# Exercise
Where "payment" occurs in a line of the entries below, copy that line.

# The data
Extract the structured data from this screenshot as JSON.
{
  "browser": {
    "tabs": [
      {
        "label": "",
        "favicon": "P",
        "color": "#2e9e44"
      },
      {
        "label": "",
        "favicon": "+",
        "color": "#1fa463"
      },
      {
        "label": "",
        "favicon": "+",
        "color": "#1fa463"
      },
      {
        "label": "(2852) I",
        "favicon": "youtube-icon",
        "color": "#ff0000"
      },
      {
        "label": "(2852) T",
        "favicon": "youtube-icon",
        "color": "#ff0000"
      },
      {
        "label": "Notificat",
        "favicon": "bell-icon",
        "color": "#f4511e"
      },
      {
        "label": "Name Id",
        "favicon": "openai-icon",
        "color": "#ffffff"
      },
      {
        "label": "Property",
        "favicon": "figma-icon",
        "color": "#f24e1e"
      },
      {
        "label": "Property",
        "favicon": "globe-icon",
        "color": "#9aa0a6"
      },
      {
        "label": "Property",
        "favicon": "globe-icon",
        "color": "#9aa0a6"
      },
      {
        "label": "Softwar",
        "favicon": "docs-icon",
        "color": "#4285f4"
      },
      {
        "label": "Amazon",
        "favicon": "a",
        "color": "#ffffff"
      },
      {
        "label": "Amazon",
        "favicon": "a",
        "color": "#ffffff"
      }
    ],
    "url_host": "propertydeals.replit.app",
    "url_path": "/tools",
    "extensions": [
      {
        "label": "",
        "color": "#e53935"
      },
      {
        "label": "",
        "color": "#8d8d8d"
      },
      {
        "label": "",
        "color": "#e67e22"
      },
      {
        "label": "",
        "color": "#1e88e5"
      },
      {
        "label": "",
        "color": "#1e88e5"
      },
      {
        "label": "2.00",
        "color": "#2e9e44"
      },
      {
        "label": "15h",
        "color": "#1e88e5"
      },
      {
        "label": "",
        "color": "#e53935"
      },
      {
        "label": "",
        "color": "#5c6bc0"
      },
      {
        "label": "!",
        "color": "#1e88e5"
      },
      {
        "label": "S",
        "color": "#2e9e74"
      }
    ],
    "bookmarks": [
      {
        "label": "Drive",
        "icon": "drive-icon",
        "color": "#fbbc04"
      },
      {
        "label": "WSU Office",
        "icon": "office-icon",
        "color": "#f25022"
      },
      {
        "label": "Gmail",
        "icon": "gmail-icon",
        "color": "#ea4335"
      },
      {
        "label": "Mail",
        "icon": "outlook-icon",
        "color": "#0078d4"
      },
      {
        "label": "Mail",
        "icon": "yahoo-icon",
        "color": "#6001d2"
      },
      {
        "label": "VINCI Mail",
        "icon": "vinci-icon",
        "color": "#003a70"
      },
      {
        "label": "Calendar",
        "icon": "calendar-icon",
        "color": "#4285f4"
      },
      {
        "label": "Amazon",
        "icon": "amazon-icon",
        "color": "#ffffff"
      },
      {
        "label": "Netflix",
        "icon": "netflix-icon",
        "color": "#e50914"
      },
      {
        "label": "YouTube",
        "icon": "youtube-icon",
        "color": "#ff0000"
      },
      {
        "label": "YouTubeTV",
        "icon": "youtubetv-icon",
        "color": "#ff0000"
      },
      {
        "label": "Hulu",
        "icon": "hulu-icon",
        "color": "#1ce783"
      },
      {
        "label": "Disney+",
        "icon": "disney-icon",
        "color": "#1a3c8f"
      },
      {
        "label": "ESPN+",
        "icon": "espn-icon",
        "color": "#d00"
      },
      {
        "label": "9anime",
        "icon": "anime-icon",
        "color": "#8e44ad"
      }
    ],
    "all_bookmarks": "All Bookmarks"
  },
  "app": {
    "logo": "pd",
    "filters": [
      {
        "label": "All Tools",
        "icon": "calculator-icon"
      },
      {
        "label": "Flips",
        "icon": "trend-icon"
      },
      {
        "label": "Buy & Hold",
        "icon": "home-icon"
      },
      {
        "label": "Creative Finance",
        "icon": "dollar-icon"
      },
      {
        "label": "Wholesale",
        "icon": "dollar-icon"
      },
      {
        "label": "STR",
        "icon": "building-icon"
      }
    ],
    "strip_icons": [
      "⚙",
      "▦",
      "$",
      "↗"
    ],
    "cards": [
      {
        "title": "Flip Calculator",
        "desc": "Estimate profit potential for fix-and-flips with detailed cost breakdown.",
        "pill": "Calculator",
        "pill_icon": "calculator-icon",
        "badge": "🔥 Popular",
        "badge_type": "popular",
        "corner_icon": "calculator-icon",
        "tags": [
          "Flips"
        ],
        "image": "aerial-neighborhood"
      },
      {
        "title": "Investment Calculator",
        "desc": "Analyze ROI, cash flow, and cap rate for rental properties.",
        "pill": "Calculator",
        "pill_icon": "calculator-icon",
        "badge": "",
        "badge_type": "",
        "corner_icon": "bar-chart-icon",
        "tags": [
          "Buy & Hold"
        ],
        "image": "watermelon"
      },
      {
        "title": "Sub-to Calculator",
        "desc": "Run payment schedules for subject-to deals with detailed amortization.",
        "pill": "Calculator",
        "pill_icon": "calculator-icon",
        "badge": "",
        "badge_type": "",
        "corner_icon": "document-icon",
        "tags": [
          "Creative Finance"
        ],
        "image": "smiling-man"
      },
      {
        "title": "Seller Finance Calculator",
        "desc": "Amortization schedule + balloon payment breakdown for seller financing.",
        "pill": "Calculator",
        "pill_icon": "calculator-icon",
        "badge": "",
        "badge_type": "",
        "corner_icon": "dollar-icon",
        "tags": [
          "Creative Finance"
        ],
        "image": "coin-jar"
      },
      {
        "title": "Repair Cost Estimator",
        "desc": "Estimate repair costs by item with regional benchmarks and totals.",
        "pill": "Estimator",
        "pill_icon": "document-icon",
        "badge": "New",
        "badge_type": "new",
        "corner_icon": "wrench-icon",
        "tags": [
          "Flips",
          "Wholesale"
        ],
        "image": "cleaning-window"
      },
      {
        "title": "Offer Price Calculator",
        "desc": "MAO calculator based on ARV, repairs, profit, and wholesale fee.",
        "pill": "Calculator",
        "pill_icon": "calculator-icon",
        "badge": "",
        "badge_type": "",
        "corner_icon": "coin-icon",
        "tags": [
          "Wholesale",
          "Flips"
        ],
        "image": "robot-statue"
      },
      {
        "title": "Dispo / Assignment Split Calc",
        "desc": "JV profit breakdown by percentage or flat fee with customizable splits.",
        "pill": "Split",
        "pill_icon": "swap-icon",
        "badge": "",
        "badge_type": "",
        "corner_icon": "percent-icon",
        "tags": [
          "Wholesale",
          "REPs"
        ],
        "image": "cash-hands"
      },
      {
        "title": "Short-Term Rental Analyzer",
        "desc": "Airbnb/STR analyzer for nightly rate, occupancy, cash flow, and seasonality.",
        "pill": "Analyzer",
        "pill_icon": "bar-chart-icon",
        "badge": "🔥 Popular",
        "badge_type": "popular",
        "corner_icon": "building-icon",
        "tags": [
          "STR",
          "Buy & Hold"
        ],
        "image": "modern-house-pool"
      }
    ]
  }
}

# Reply
        "desc": "Run payment schedules for subject-to deals with detailed amortization.",
        "desc": "Amortization schedule + balloon payment breakdown for seller financing.",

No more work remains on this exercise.